| EXERCISE DIRECTIONS |
Your answer must be every line of the data below that holds the string "null", copied exactly.

| AVAILABLE DATA |
____

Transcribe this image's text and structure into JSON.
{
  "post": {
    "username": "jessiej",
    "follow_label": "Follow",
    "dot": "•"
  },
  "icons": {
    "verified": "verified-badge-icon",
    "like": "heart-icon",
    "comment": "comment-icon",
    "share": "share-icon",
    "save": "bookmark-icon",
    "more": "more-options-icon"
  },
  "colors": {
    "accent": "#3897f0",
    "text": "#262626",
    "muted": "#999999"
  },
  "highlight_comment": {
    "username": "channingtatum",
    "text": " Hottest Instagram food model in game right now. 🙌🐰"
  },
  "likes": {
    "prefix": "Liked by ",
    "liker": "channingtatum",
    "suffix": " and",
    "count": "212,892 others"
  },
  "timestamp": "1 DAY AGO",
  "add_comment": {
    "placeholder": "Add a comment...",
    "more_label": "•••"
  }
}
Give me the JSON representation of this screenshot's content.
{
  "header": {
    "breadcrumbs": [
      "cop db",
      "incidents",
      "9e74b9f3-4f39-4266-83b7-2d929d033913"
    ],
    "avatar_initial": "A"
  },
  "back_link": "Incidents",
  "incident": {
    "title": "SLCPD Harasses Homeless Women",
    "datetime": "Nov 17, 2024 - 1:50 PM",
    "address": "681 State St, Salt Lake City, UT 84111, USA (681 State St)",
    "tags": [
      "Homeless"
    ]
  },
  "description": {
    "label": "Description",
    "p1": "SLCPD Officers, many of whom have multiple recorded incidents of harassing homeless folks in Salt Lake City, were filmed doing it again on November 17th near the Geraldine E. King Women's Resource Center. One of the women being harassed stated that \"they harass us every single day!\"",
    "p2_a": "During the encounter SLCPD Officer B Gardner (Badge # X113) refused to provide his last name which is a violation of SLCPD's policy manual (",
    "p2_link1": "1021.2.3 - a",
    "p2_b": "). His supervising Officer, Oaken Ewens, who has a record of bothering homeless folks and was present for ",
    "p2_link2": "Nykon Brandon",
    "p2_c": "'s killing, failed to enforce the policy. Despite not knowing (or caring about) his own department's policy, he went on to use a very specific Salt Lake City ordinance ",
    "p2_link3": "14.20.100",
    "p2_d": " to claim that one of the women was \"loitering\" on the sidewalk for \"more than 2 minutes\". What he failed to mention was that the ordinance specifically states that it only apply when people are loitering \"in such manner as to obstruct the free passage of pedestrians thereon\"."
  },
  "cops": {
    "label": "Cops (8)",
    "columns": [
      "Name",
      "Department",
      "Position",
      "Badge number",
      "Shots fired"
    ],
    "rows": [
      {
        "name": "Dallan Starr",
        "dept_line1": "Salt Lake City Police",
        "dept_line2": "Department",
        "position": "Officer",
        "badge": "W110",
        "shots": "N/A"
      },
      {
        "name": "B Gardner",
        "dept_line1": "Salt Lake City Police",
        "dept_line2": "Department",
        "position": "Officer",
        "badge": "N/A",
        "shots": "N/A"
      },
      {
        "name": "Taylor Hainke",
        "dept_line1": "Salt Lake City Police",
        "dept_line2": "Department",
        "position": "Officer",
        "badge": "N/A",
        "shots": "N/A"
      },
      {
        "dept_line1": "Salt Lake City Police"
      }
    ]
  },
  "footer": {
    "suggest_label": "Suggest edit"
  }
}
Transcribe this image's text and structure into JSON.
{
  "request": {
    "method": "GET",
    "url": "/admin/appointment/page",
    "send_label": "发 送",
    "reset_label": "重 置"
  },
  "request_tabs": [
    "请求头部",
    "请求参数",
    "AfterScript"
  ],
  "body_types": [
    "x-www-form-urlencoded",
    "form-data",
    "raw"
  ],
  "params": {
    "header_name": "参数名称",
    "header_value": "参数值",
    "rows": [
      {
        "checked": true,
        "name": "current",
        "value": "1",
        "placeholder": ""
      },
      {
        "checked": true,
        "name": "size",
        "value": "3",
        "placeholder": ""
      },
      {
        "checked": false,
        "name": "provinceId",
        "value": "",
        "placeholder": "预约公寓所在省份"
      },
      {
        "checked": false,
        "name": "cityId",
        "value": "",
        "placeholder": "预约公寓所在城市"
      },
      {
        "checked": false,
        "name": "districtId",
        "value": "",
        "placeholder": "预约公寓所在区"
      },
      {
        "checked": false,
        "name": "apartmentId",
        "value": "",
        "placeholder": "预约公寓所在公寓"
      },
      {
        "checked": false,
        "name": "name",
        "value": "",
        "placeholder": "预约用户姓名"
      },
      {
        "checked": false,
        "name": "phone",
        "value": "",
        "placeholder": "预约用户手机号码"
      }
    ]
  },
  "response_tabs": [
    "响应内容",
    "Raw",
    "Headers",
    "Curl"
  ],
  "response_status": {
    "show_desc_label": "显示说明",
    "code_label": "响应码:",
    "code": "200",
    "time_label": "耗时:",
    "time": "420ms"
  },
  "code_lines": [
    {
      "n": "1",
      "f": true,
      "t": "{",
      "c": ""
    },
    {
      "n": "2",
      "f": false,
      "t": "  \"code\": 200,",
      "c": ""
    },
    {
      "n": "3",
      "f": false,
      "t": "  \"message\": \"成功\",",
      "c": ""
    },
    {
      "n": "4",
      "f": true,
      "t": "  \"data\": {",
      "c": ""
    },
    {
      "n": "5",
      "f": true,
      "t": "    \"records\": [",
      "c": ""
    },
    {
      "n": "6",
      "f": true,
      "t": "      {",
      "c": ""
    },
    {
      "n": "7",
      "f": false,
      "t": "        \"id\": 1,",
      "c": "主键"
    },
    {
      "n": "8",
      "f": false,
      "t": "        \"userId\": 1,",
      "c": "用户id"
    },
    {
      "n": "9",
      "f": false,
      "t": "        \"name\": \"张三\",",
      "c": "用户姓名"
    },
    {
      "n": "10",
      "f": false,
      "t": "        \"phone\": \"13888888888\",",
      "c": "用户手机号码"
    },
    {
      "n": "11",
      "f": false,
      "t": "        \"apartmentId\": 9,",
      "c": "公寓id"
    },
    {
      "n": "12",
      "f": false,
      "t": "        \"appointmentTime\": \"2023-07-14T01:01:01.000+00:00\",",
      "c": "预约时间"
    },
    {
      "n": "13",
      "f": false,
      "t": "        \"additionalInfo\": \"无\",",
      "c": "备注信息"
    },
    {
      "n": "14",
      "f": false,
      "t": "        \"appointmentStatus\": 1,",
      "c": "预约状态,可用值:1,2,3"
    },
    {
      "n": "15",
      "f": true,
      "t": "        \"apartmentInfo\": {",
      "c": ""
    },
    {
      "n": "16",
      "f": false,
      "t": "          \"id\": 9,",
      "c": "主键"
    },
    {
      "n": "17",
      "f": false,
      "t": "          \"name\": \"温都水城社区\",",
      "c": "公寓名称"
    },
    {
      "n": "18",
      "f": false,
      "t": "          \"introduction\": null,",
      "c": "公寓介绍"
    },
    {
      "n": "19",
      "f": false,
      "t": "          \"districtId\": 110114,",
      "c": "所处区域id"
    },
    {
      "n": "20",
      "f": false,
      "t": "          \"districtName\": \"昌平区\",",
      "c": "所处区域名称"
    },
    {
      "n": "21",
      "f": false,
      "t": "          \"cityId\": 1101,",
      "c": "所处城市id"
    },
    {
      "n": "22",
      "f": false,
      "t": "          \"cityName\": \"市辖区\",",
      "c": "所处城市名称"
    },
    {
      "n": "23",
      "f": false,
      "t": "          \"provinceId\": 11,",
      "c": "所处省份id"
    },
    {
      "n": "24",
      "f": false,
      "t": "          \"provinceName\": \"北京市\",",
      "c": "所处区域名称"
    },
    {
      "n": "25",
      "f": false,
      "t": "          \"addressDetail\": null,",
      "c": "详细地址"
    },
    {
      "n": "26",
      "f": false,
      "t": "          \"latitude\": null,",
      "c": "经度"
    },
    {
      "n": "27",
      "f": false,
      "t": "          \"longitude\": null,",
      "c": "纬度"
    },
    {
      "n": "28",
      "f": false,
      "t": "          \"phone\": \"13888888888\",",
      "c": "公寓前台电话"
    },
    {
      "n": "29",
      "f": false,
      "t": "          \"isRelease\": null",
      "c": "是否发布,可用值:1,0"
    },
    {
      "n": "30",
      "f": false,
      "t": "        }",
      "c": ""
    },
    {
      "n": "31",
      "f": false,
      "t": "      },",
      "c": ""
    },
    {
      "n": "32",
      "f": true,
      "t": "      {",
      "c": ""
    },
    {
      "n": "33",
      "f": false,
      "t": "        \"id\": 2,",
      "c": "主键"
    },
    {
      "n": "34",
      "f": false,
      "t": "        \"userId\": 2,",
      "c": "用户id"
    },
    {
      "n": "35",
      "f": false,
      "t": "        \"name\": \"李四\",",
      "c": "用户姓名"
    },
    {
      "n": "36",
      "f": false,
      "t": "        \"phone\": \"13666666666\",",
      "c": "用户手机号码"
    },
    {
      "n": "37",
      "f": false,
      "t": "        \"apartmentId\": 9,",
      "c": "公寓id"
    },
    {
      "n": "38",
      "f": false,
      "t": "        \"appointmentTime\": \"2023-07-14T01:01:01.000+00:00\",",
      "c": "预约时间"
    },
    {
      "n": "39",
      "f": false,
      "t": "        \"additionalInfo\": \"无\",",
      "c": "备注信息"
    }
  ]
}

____

| RESULT OF THE EXERCISE |
      "t": "          \"introduction\": null,",
      "t": "          \"addressDetail\": null,",
      "t": "          \"latitude\": null,",
      "t": "          \"longitude\": null,",
      "t": "          \"isRelease\": null",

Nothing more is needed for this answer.